You can choose between three majors:
The programme focuses on Research and Development. In contrast to the Dutch programme equivalent, there are no majors/minors such as Education or Management.
The two years are built out of 4 blocks:
- Master thesis "30 credits" (compulsory)
- Elective courses "30 credits"
- General competences "30 credits" (compulsory)
- Two research internships "15 credits each" (compulsory)
Are you eligible to start the programme?
- academic bachelor of Information Sciences
- academic bachelor of Computer Science
- academic bachelor of Engineering Sciences: Computer Science
After permission from the faculty
- other academic bachelors
The programme is taught in English and an academic level of proficiency in this language is imperative.
Candidates with a bachelor degree from universities outside Flanders are required to demonstrate their English language skills in one of the following ways:
- By submitting proof that they have studied at least one academic year in an English-language Bachelor's or Master's programme. The Board of Admission may ask additional proof of your proficiency in English.
- Applicants can also prove their knowledge on the basis of a language certificate showing their TOEFL or IELTS results:
- TOEFL (Test of English as a Foreign Language, organized by ETS): paper-based TOEFL level of minimum 550, or a computer-based TOEFL level of minimum 213, or an internet-based TOEFL level of minimum 79-80. You can find more information on the TOEFL-website
- IELTS (International English Language Testing System): a minimum score of at least 6.5, and on each part minimum 6.0. You can find more information on the IELT-website
Candidates with a bachelor degree from a Flemish university are strongly advised to take a test to assure they possess the necessary language skills to successfully complete the programme.
Research in your programme
The common theme of the master programme is modelling as applied in all the subdisciplines of computer science. This comprises:
- modelling and simulation of scientific phenomena (e.g. the human genome project, weather prediction)
- interactions between parts of complex machines (e.g. automotive, medical devices)
- understanding the foundations of computer science (e.g. search engines, programming languages, network protocols)
As in all scientific disciplines such models allow us to understand and control our environment, as such allowing us to make predictions about what will happen in critical situations.
The master programme culminates in the master's thesis. The aim of this thesis is for you to show that you are able to (under supervision of a promoter) explore independently a complex subject in a scientific manner and write down the acquired insight into a coherent text.
Practice in your programme
A computer scientist with academic training should be capable of applying the knowledge and skills acquired through the programme in concrete day-to-day situations. Consequently there is ample room for practical work and - not surprisingly - group work. Former graduates informed us that independence and maturity are strengths of programme.

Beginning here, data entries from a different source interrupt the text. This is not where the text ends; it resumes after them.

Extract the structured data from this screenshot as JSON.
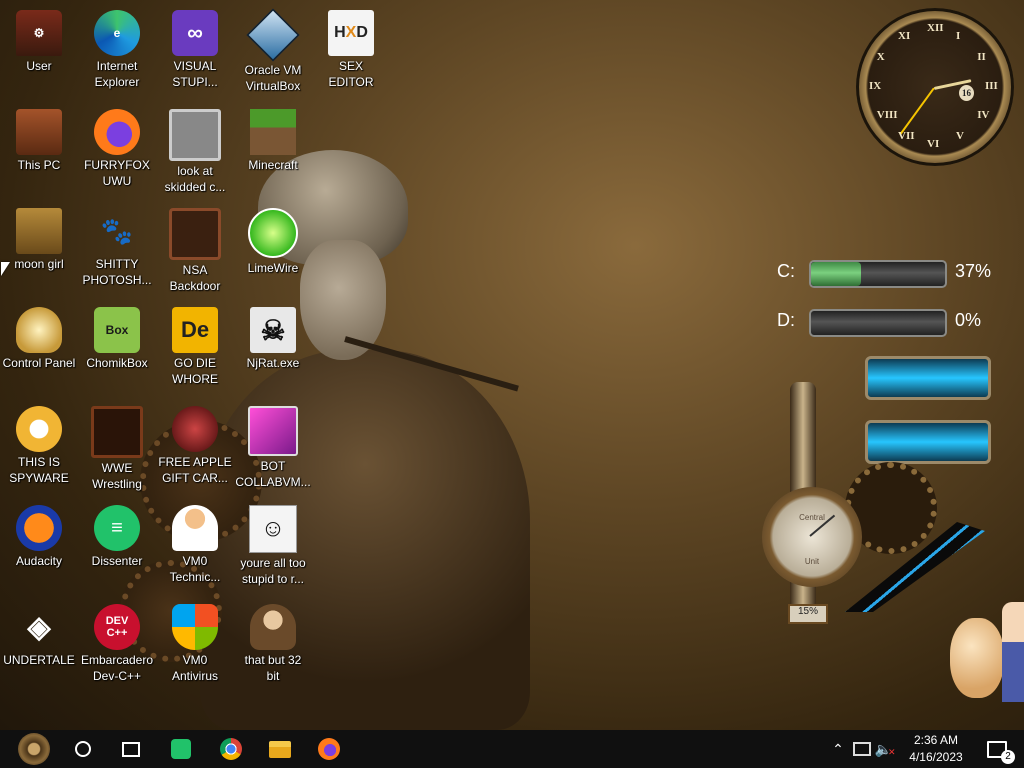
{
  "desktop": {
    "icons": [
      {
        "label": "User"
      },
      {
        "label": "Internet\nExplorer"
      },
      {
        "label": "VISUAL\nSTUPI..."
      },
      {
        "label": "Oracle VM\nVirtualBox"
      },
      {
        "label": "SEX\nEDITOR"
      },
      {
        "label": "This PC"
      },
      {
        "label": "FURRYFOX\nUWU"
      },
      {
        "label": "look at\nskidded c..."
      },
      {
        "label": "Minecraft"
      },
      {
        "label": "moon girl"
      },
      {
        "label": "SHITTY\nPHOTOSH..."
      },
      {
        "label": "NSA\nBackdoor"
      },
      {
        "label": "LimeWire"
      },
      {
        "label": "Control Panel"
      },
      {
        "label": "ChomikBox"
      },
      {
        "label": "GO DIE\nWHORE"
      },
      {
        "label": "NjRat.exe"
      },
      {
        "label": "THIS IS\nSPYWARE"
      },
      {
        "label": "WWE\nWrestling"
      },
      {
        "label": "FREE APPLE\nGIFT CAR..."
      },
      {
        "label": "BOT\nCOLLABVM..."
      },
      {
        "label": "Audacity"
      },
      {
        "label": "Dissenter"
      },
      {
        "label": "VM0\nTechnic..."
      },
      {
        "label": "youre all too\nstupid to r..."
      },
      {
        "label": "UNDERTALE"
      },
      {
        "label": "Embarcadero\nDev-C++"
      },
      {
        "label": "VM0\nAntivirus"
      },
      {
        "label": "that but 32\nbit"
      }
    ]
  },
  "widgets": {
    "clock": {
      "numerals": [
        "XII",
        "I",
        "II",
        "III",
        "IV",
        "V",
        "VI",
        "VII",
        "VIII",
        "IX",
        "X",
        "XI"
      ],
      "date_dial": "16",
      "hour": 2,
      "minute": 36
    },
    "drives": [
      {
        "letter": "C:",
        "percent_text": "37%",
        "used": 0.37
      },
      {
        "letter": "D:",
        "percent_text": "0%",
        "used": 0.0
      }
    ],
    "gauge": {
      "face_text_top": "Central",
      "face_text_bottom": "Unit",
      "percent_text": "15%"
    }
  },
  "taskbar": {
    "time": "2:36 AM",
    "date": "4/16/2023",
    "notification_count": "2",
    "pinned": [
      "start",
      "cortana",
      "task-view",
      "dissenter",
      "chrome",
      "file-explorer",
      "firefox"
    ]
  },
  "colors": {
    "taskbar": "#101010",
    "drive_fill": "#5fbf66",
    "tank": "#27c6ff"
  }
}
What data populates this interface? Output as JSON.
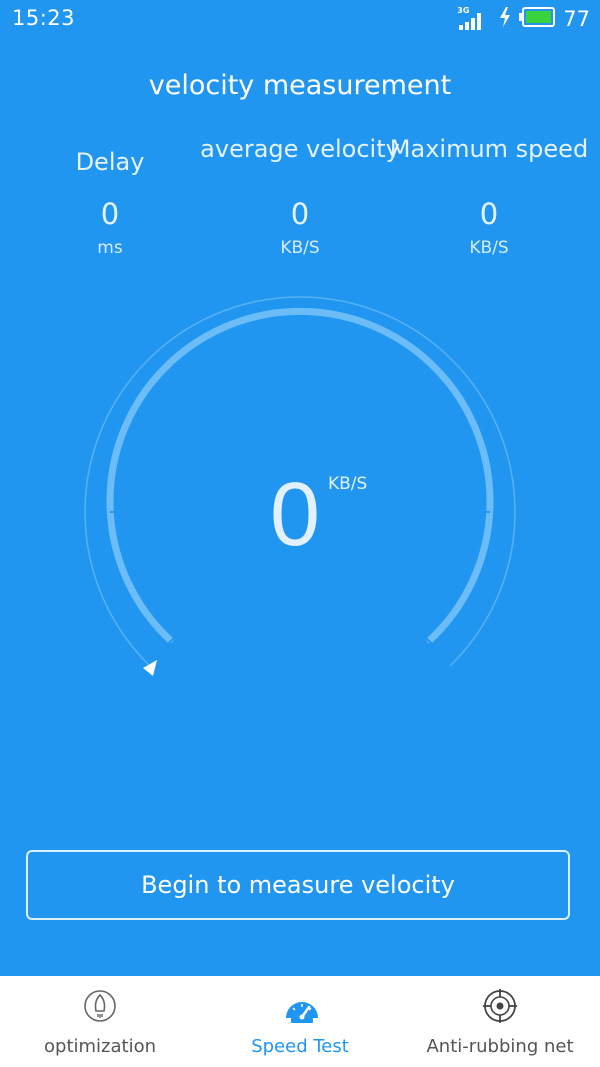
{
  "status_bar": {
    "time": "15:23",
    "network_label": "3G",
    "battery_level": "77",
    "icons": [
      "signal-icon",
      "charging-icon",
      "battery-icon"
    ]
  },
  "title": "velocity measurement",
  "stats": {
    "delay": {
      "label": "Delay",
      "value": "0",
      "unit": "ms"
    },
    "average": {
      "label": "average velocity",
      "value": "0",
      "unit": "KB/S"
    },
    "maximum": {
      "label": "Maximum speed",
      "value": "0",
      "unit": "KB/S"
    }
  },
  "gauge": {
    "value": "0",
    "unit": "KB/S"
  },
  "measure_button_label": "Begin to measure velocity",
  "bottom_nav": {
    "items": [
      {
        "label": "optimization",
        "icon": "rocket-icon",
        "active": false
      },
      {
        "label": "Speed Test",
        "icon": "speedometer-icon",
        "active": true
      },
      {
        "label": "Anti-rubbing net",
        "icon": "crosshair-icon",
        "active": false
      }
    ]
  },
  "colors": {
    "background": "#2196f0",
    "accent": "#2196f0",
    "battery_fill": "#39d33f",
    "nav_inactive": "#555555"
  }
}
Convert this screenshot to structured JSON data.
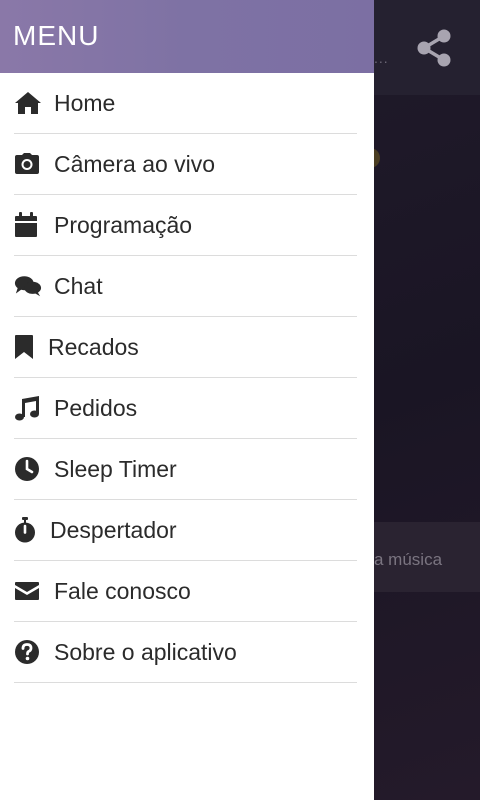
{
  "menu": {
    "title": "MENU",
    "items": [
      {
        "label": "Home",
        "icon": "home-icon"
      },
      {
        "label": "Câmera ao vivo",
        "icon": "camera-icon"
      },
      {
        "label": "Programação",
        "icon": "calendar-icon"
      },
      {
        "label": "Chat",
        "icon": "chat-icon"
      },
      {
        "label": "Recados",
        "icon": "bookmark-icon"
      },
      {
        "label": "Pedidos",
        "icon": "music-icon"
      },
      {
        "label": "Sleep Timer",
        "icon": "clock-icon"
      },
      {
        "label": "Despertador",
        "icon": "stopwatch-icon"
      },
      {
        "label": "Fale conosco",
        "icon": "envelope-icon"
      },
      {
        "label": "Sobre o aplicativo",
        "icon": "question-icon"
      }
    ]
  },
  "background": {
    "now_playing_text": "a música",
    "header_dots": "...",
    "share_icon": "share-icon"
  },
  "colors": {
    "menu_header": "#7e72a4",
    "text": "#2b2b2b",
    "divider": "#dcdcdc"
  }
}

Besides project work, there is also time for experiments and exercises in the computer lab. We have the necessary technical infrastructure and ensure that it keeps pace with the natural evolution in the field.